Within the data below, find the string "title" and return each line where it occurs.
--- ENTRIES SUPPLIED ---
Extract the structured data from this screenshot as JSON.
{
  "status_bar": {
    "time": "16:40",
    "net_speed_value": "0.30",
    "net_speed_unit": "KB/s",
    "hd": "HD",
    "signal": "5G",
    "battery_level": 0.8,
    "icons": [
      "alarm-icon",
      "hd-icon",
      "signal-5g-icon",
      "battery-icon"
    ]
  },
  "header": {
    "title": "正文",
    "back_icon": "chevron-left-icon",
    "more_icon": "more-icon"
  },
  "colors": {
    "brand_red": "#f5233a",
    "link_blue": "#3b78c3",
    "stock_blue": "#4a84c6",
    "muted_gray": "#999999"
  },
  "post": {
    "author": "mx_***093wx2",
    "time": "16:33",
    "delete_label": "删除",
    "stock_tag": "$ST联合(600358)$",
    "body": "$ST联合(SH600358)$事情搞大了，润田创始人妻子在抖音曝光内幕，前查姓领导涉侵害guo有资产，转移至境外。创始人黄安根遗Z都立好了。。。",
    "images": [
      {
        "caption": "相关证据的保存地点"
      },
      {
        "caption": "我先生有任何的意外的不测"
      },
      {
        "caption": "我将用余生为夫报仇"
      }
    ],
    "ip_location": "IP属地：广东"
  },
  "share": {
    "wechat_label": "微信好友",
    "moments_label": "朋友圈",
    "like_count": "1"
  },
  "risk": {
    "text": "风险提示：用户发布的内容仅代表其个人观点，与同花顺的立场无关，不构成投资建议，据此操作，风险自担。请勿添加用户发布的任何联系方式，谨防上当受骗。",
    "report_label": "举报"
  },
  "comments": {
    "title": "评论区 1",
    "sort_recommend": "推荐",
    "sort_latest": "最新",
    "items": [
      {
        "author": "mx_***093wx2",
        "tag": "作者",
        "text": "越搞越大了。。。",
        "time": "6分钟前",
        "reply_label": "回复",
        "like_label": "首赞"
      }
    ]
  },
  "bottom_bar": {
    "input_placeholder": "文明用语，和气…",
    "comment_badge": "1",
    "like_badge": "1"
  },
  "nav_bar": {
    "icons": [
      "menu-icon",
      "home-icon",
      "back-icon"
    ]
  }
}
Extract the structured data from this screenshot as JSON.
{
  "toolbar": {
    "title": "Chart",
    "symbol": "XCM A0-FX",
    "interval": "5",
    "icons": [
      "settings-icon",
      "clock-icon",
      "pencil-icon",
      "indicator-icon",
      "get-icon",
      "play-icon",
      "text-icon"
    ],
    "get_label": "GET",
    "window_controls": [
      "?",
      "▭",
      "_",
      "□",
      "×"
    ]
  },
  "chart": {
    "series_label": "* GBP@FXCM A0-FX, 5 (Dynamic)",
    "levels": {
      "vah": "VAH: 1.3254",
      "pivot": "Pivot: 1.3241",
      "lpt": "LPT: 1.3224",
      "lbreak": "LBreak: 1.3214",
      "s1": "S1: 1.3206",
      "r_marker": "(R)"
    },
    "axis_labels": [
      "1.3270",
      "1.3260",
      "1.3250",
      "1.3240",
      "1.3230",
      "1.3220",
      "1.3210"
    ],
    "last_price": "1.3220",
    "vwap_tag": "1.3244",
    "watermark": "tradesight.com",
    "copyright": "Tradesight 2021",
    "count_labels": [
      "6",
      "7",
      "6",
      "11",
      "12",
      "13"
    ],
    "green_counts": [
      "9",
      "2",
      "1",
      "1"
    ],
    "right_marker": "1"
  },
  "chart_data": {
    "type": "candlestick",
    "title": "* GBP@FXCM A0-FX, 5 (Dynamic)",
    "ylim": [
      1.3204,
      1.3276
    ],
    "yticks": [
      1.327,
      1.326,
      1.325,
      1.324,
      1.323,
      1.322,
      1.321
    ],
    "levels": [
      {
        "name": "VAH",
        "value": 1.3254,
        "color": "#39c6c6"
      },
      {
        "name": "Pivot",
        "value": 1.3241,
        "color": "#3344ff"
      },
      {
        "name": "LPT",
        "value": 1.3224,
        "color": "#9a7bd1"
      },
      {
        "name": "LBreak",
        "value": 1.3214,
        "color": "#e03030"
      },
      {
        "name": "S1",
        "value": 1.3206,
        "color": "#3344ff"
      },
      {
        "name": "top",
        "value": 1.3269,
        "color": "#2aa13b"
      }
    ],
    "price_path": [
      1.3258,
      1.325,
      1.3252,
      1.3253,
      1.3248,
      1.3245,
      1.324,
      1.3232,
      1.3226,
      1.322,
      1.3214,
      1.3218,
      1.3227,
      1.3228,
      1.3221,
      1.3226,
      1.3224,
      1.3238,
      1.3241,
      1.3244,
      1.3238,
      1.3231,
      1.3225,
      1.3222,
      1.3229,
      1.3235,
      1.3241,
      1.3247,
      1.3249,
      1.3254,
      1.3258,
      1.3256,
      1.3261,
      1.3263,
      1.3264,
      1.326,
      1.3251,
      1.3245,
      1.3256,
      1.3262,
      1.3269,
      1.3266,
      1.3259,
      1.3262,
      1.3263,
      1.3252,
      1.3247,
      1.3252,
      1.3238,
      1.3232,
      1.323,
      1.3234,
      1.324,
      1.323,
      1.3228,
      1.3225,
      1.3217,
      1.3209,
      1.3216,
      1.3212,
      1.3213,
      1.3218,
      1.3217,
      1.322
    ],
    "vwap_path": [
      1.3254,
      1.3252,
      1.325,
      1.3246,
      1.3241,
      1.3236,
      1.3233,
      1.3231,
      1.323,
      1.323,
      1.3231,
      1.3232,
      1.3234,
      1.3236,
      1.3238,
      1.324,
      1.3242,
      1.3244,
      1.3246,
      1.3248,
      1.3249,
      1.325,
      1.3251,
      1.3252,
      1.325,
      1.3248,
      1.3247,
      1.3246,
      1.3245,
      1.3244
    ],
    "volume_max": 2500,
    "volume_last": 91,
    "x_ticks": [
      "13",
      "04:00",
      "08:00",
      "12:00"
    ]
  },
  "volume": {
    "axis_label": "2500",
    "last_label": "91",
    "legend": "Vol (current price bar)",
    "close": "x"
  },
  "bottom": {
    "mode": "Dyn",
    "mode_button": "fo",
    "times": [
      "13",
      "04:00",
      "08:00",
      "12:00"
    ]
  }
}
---
▶ [SOLVED PROBLEM]
    "title": "正文",
    "title": "评论区 1",
    "title": "Chart",
    "title": "* GBP@FXCM A0-FX, 5 (Dynamic)",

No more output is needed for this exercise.